Air Infiltration is a Leading Cause of Frozen Pipes
Air infiltration is usually not the first thing that comes to mind when the conversation turns to frozen pipes. This is unfortunate because most pipe freezing issues are actually caused by this issue. The good news is that you can take steps to lessen the possibility of air infiltration and protect your home from many plumbing emergencies.
What Is Air Infiltration?
Modern homes are designed with many safeguards to protect pipes in winter. For example, in the northeastern part of the country, residential piping is routed inside the home's insulation barrier. This will prevent frozen pipes in all but the most bitter cold. Precautions against frozen pipes are not quite as stringent in many southern areas, simply because milder temperatures make this threat less likely. However, newer construction includes important safeguards like insulation along crawl spaces to minimize the odds of the problem occurring.
As effective as the strategies are, they all rely on the home’s insulation being able to keep out cold drafts. But many things can break down this protective layer. These include damage from mice or other pests, inadvertent or willful damage to the home’s perimeter or simply the effects of time. When these problems occur, cold air can circulate around pipes and cause them to freeze. This is what is known as “air infiltration.”
How to Protect against Air Infiltration
Fortunately, there are ways to keep infiltrating air away from your pipes. These include:
- Checking your basement or crawl space on a regular basis to ensure that the insulation and outside materials are in good shape. It’s especially important to do this before the onset of the cold season. If you spot any holes or cracks, then seal them with caulking to prevent air infiltration
- Sheathing your pipes in insulation or specially made heating cables or tapes. If choosing the latter option, it’s crucial to follow all recommended safety procedures in the product’s installation and use. Failure to do so could expose you or others to risk of electric shock or fire. Tapes and cables with built-in thermostats do not have to be plugged in before use
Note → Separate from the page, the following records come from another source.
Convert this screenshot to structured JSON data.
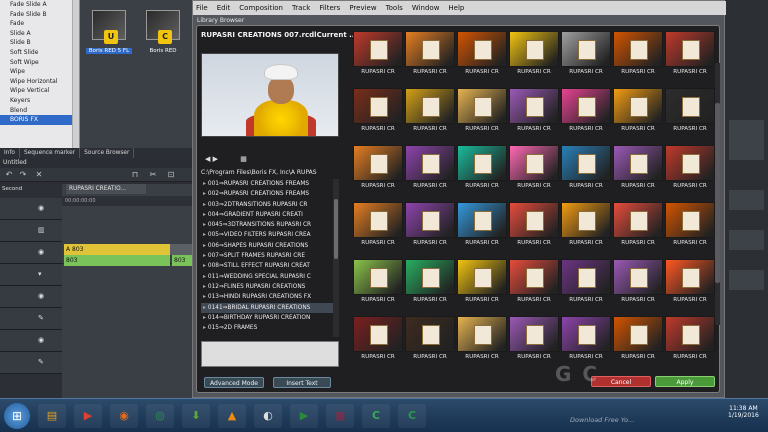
{
  "left_tree": {
    "items": [
      "Fade Slide A",
      "Fade Slide B",
      "Fade",
      "Slide A",
      "Slide B",
      "Soft Slide",
      "Soft Wipe",
      "Wipe",
      "Wipe Horizontal",
      "Wipe Vertical",
      "Keyers",
      "Blend",
      "BORIS FX"
    ],
    "selected_index": 12
  },
  "left_thumbs": [
    {
      "caption": "Boris RED 5 FL",
      "badge": "U",
      "selected": true
    },
    {
      "caption": "Boris RED",
      "badge": "C",
      "selected": false
    }
  ],
  "panel_tabs": [
    "Info",
    "Sequence marker",
    "Source Browser"
  ],
  "timeline": {
    "header": "Untitled",
    "sequence_tab": "RUPASRI CREATIO...",
    "ruler_start": "00:00:00:00",
    "track_label": "Second",
    "clips": [
      {
        "text": "A 803",
        "color": "yellow"
      },
      {
        "text": "803",
        "color": "green"
      },
      {
        "text": "803",
        "color": "green"
      }
    ]
  },
  "menu": [
    "File",
    "Edit",
    "Composition",
    "Track",
    "Filters",
    "Preview",
    "Tools",
    "Window",
    "Help"
  ],
  "library": {
    "panel_title": "Library Browser",
    "header": "RUPASRI CREATIONS 007.rcdlCurrent ...",
    "path": "C:\\Program Files\\Boris FX, Inc\\A RUPAS",
    "tree": [
      "001⇒RUPASRI CREATIONS FREAMS",
      "002⇒RUPASRI CREATIONS FREAMS",
      "003⇒2DTRANSITIONS RUPASRI CR",
      "004⇒GRADIENT RUPASRI CREATI",
      "0045⇒3DTRANSITIONS RUPASRI CR",
      "005⇒VIDEO FILTERS RUPASRI CREA",
      "006⇒SHAPES RUPASRI CREATIONS",
      "007⇒SPLIT FRAMES RUPASRI CRE",
      "008⇒STILL EFFECT RUPASRI CREAT",
      "011⇒WEDDING SPECIAL RUPASRI C",
      "012⇒FLINES RUPASRI CREATIONS",
      "013⇒HINDI RUPASRI CREATIONS FX",
      "0141⇒BRIDAL RUPASRI CREATIONS",
      "014⇒BIRTHDAY RUPASRI CREATION",
      "015⇒2D FRAMES"
    ],
    "selected_tree_index": 12,
    "thumb_label": "RUPASRI CR",
    "thumb_colors": [
      [
        "#c0392b",
        "#e67e22",
        "#d35400",
        "#f1c40f",
        "#a0a0a0",
        "#d35400",
        "#c0392b"
      ],
      [
        "#7a2e1a",
        "#d4a017",
        "#e6b450",
        "#9b59b6",
        "#e84393",
        "#f39c12",
        "#2c2c2c"
      ],
      [
        "#e67e22",
        "#8e44ad",
        "#1abc9c",
        "#ff69b4",
        "#2980b9",
        "#9b59b6",
        "#c0392b"
      ],
      [
        "#e67e22",
        "#8e44ad",
        "#3498db",
        "#e74c3c",
        "#f39c12",
        "#e74c3c",
        "#d35400"
      ],
      [
        "#8bc34a",
        "#27ae60",
        "#f1c40f",
        "#e74c3c",
        "#6c3483",
        "#9b59b6",
        "#ff5722"
      ],
      [
        "#7b1f1f",
        "#3d2b1f",
        "#e6b450",
        "#9b59b6",
        "#8e44ad",
        "#d35400",
        "#c0392b"
      ]
    ],
    "buttons": {
      "advanced": "Advanced Mode",
      "insert": "Insert Text",
      "cancel": "Cancel",
      "apply": "Apply"
    }
  },
  "taskbar": {
    "apps": [
      {
        "name": "folder",
        "glyph": "▤",
        "color": "#e0a020"
      },
      {
        "name": "media-player",
        "glyph": "▶",
        "color": "#e04030"
      },
      {
        "name": "firefox",
        "glyph": "◉",
        "color": "#e66a1a"
      },
      {
        "name": "chrome",
        "glyph": "◎",
        "color": "#2e9e4a"
      },
      {
        "name": "torrent",
        "glyph": "⬇",
        "color": "#5aa83a"
      },
      {
        "name": "vlc",
        "glyph": "▲",
        "color": "#f08a10"
      },
      {
        "name": "steam",
        "glyph": "◐",
        "color": "#e0e0e0"
      },
      {
        "name": "boris",
        "glyph": "▶",
        "color": "#2a8a3a"
      },
      {
        "name": "winrar",
        "glyph": "▦",
        "color": "#8a2a4a"
      },
      {
        "name": "camtasia",
        "glyph": "C",
        "color": "#3aa858"
      },
      {
        "name": "camtasia-2",
        "glyph": "C",
        "color": "#2a9848"
      }
    ],
    "time": "11:38 AM",
    "date": "1/19/2016"
  },
  "watermark": {
    "text": "G            C",
    "sub": "Download Free Yo..."
  }
}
- Keeping cabinet doors slightly ajar, allowing water to trickle gently from faucets, and moving garden hoses into your home or a storage shed for the winter season. If the home will be empty for holiday trips or vacations, you can also turn the water supply off at the street or in your basement. If you do this, then make sure the flow is stopped entirely and turn your spigots on to relieve existing pressure in your lines
Air infiltration is a real threat that can cause frozen pipes and other problems. But, by following the tips outlined above, you can minimize these threats and get through the cold season worry-free. In the meantime, we invite you to consider Owens Construction for your kitchen upgrade, home design and other residential needs.